Task requirements:
Please give all of the data again, character for character, and drop the pictures.

==*==

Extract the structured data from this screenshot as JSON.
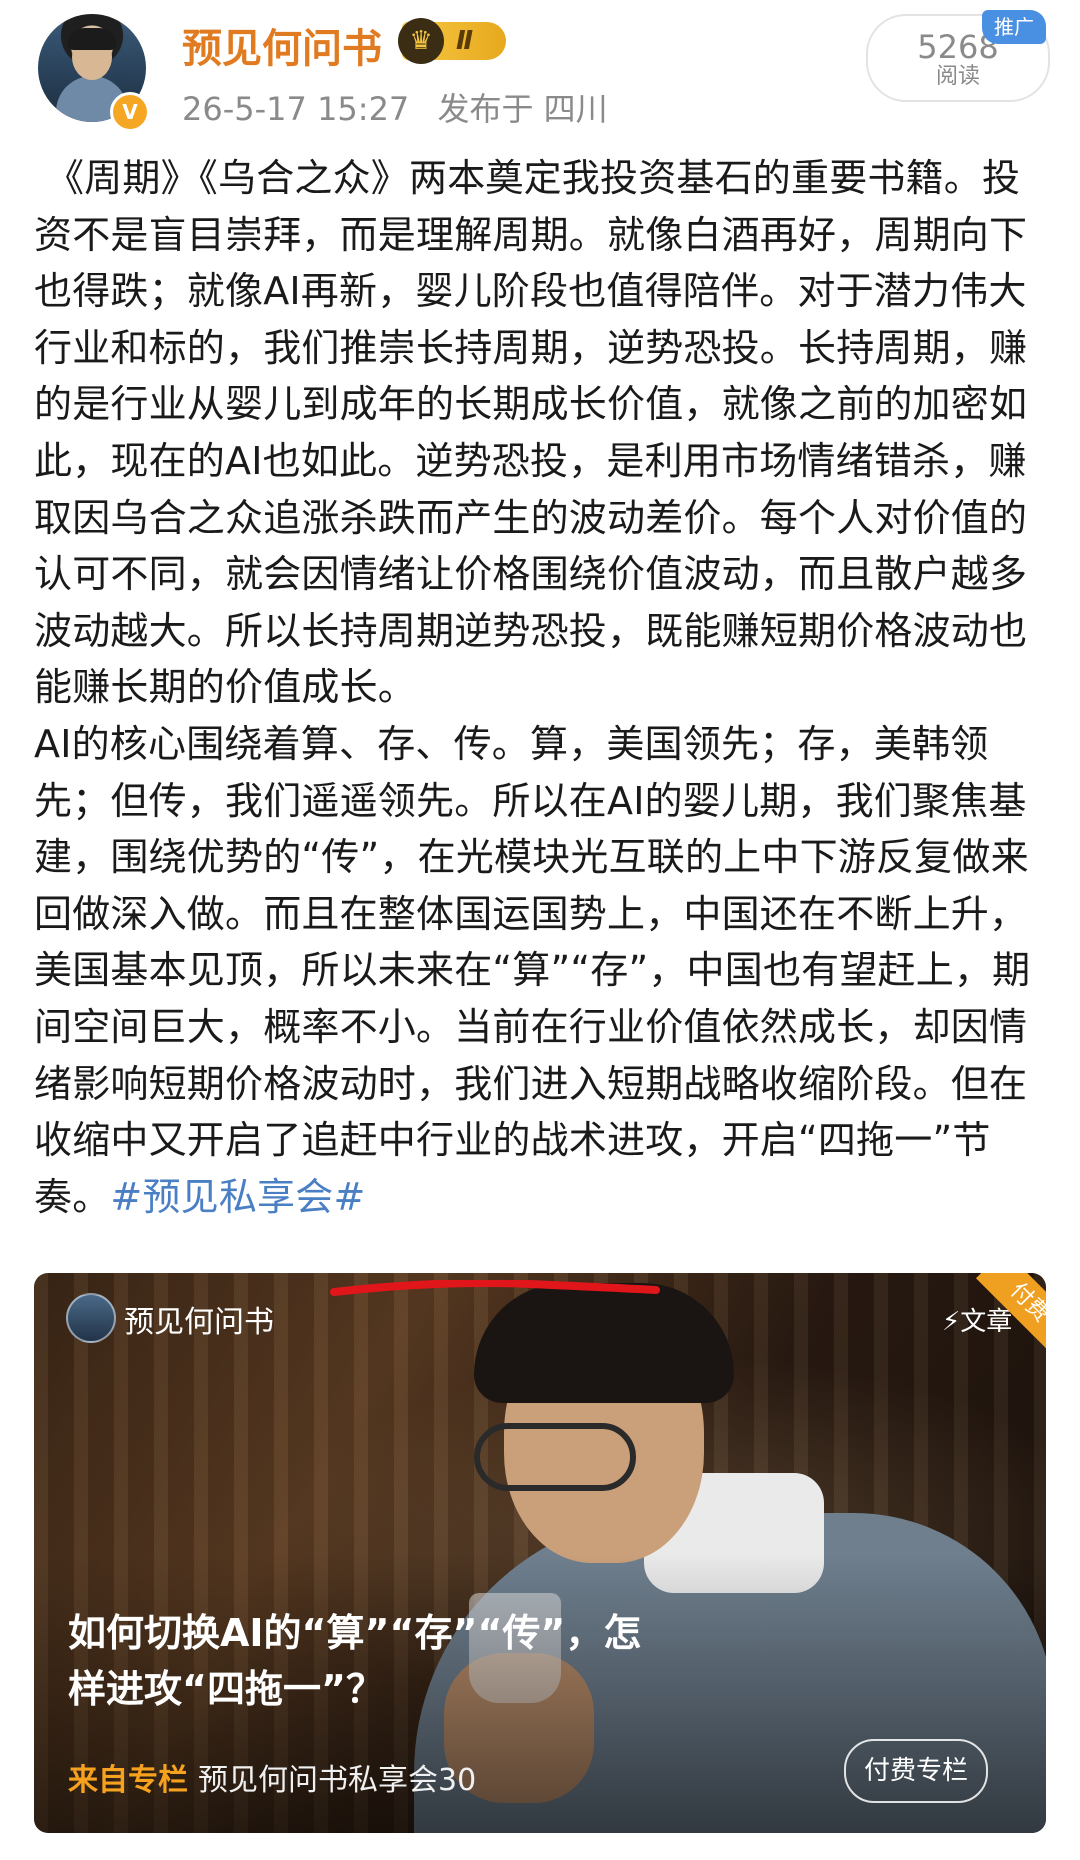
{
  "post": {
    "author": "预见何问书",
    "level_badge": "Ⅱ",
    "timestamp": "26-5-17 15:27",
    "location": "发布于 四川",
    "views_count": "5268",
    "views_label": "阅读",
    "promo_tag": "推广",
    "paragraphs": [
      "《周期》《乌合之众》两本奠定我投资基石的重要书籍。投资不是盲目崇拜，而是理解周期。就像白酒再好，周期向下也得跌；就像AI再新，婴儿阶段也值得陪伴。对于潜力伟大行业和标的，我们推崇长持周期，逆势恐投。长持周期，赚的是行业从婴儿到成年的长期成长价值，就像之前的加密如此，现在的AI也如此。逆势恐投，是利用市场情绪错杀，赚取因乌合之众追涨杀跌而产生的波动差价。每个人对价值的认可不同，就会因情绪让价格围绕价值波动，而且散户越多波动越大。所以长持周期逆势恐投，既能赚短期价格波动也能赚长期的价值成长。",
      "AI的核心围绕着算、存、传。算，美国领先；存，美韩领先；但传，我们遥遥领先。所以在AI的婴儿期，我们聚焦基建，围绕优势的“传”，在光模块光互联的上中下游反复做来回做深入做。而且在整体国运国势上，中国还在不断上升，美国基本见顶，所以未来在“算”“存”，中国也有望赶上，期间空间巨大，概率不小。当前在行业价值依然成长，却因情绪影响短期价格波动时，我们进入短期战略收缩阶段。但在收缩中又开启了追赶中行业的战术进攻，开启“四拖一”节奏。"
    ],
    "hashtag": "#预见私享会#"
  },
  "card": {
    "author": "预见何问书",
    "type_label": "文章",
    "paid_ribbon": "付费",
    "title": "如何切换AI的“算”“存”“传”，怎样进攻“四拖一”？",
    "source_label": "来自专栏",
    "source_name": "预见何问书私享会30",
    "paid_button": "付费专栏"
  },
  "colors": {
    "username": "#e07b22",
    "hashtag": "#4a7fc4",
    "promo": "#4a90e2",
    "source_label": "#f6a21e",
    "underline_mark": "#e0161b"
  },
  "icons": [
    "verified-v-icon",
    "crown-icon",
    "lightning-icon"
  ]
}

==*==

Expected answer:
Extract the structured data from this screenshot as JSON.
{
  "post": {
    "author": "预见何问书",
    "level_badge": "Ⅱ",
    "timestamp": "26-5-17 15:27",
    "location": "发布于 四川",
    "views_count": "5268",
    "views_label": "阅读",
    "promo_tag": "推广",
    "paragraphs": [
      "《周期》《乌合之众》两本奠定我投资基石的重要书籍。投资不是盲目崇拜，而是理解周期。就像白酒再好，周期向下也得跌；就像AI再新，婴儿阶段也值得陪伴。对于潜力伟大行业和标的，我们推崇长持周期，逆势恐投。长持周期，赚的是行业从婴儿到成年的长期成长价值，就像之前的加密如此，现在的AI也如此。逆势恐投，是利用市场情绪错杀，赚取因乌合之众追涨杀跌而产生的波动差价。每个人对价值的认可不同，就会因情绪让价格围绕价值波动，而且散户越多波动越大。所以长持周期逆势恐投，既能赚短期价格波动也能赚长期的价值成长。",
      "AI的核心围绕着算、存、传。算，美国领先；存，美韩领先；但传，我们遥遥领先。所以在AI的婴儿期，我们聚焦基建，围绕优势的“传”，在光模块光互联的上中下游反复做来回做深入做。而且在整体国运国势上，中国还在不断上升，美国基本见顶，所以未来在“算”“存”，中国也有望赶上，期间空间巨大，概率不小。当前在行业价值依然成长，却因情绪影响短期价格波动时，我们进入短期战略收缩阶段。但在收缩中又开启了追赶中行业的战术进攻，开启“四拖一”节奏。"
    ],
    "hashtag": "#预见私享会#"
  },
  "card": {
    "author": "预见何问书",
    "type_label": "文章",
    "paid_ribbon": "付费",
    "title": "如何切换AI的“算”“存”“传”，怎样进攻“四拖一”？",
    "source_label": "来自专栏",
    "source_name": "预见何问书私享会30",
    "paid_button": "付费专栏"
  },
  "colors": {
    "username": "#e07b22",
    "hashtag": "#4a7fc4",
    "promo": "#4a90e2",
    "source_label": "#f6a21e",
    "underline_mark": "#e0161b"
  },
  "icons": [
    "verified-v-icon",
    "crown-icon",
    "lightning-icon"
  ]
}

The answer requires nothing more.